Clay minerals are integral to mudrocks, represent the first or second most abundant constituent by volume. There are 35 recognized clay mineral species on Earth, they able to flow. Clay is by far the smallest particles recognized in mudrocks. Most materials in nature are clay minerals, but quartz, iron oxides, carbonates can weather to sizes of a typical clay mineral. For a size comparison, a clay-sized particle is 1/1000 the size of a sand grain; this means a clay particle will travel 1000 times further at constant water velocity, thus requiring quieter conditions for settlement. The formation of clay is well understood, can come from soil, volcanic ash, glaciation. Ancient mudrocks are another source, because they disintegrate easily.
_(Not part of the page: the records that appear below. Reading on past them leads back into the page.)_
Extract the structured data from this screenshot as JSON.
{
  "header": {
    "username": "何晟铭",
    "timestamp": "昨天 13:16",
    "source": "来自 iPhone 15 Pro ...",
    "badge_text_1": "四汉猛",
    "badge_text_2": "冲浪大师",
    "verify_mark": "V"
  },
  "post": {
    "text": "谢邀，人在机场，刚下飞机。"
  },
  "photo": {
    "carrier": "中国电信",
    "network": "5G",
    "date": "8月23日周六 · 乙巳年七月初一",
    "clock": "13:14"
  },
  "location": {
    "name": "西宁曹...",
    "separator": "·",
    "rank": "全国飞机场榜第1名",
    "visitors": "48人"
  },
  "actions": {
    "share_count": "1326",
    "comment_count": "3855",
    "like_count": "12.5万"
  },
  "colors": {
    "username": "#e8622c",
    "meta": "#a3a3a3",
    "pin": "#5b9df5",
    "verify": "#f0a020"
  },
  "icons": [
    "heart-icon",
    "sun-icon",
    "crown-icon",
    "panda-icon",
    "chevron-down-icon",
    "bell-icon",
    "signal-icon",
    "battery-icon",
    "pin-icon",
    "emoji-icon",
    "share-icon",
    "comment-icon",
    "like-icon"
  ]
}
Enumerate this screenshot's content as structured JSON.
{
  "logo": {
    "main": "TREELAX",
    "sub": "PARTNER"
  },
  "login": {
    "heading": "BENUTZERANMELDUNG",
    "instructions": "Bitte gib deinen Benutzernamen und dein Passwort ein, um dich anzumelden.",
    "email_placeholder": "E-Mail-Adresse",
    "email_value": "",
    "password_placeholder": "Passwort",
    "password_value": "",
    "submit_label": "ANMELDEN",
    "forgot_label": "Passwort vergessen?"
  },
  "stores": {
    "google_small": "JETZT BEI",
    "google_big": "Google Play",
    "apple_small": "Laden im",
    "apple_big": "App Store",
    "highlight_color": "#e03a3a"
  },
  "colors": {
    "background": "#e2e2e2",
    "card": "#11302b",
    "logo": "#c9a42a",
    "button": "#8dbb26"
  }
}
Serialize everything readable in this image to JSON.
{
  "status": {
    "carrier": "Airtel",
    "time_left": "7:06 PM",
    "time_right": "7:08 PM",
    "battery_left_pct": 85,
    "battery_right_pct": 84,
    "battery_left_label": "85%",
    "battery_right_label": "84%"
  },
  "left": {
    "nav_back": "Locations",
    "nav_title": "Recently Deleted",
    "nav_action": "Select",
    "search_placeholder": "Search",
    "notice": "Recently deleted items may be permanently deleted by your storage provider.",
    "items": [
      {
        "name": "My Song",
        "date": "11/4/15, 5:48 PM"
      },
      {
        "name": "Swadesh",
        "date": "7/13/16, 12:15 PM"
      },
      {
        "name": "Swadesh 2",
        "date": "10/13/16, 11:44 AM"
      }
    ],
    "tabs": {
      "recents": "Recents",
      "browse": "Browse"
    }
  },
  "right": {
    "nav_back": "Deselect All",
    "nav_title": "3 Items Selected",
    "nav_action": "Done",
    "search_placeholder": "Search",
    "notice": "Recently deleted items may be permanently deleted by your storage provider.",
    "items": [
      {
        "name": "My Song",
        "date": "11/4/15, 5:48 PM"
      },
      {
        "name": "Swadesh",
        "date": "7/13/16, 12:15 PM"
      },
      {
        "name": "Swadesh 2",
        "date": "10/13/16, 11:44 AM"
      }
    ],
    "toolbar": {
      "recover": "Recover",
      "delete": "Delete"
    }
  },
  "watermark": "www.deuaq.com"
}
Feldspar, amphiboles and volcanic glass are the principle donors of clay minerals. A mudstone is a siliciclastic sedimentary rock that contains a mixture of silt- and clay-sized particles; the terminology of "mudstone" is not to be confused with the Dunham classification scheme for limestones.
In Dunham's classification, a mudstone is any limestone containing less than ten percent carbonate grains. Note, a siliciclastic mudstone does not deal with carbonate grains. Friedman and Kopaska-Merkel suggest the use of "lime mudstone" to avoid confusion with siliciclastic rocks. A siltstone is a non-fissile mudrock. In order for a rock to be named a siltstone, it must contain over fifty percent silt-sized material. Silt is any particle smaller than sand, 1/16 of a millimeter, larger than clay, 1/256 of millimeter. Silt is believed to be the product of physical weathering, which can involve freezing and thawing, thermal expansion, release of pressure. Physical weathering does not involve any chemical changes in the rock, it may be best summarised as the physical breaking apart of a rock. One of the highest proportions of silt found on Earth is in the Himalayas, where phyllites are exposed to rainfall of up to five to ten meters a year. Quartz and feldspar are the biggest contributors to the silt realm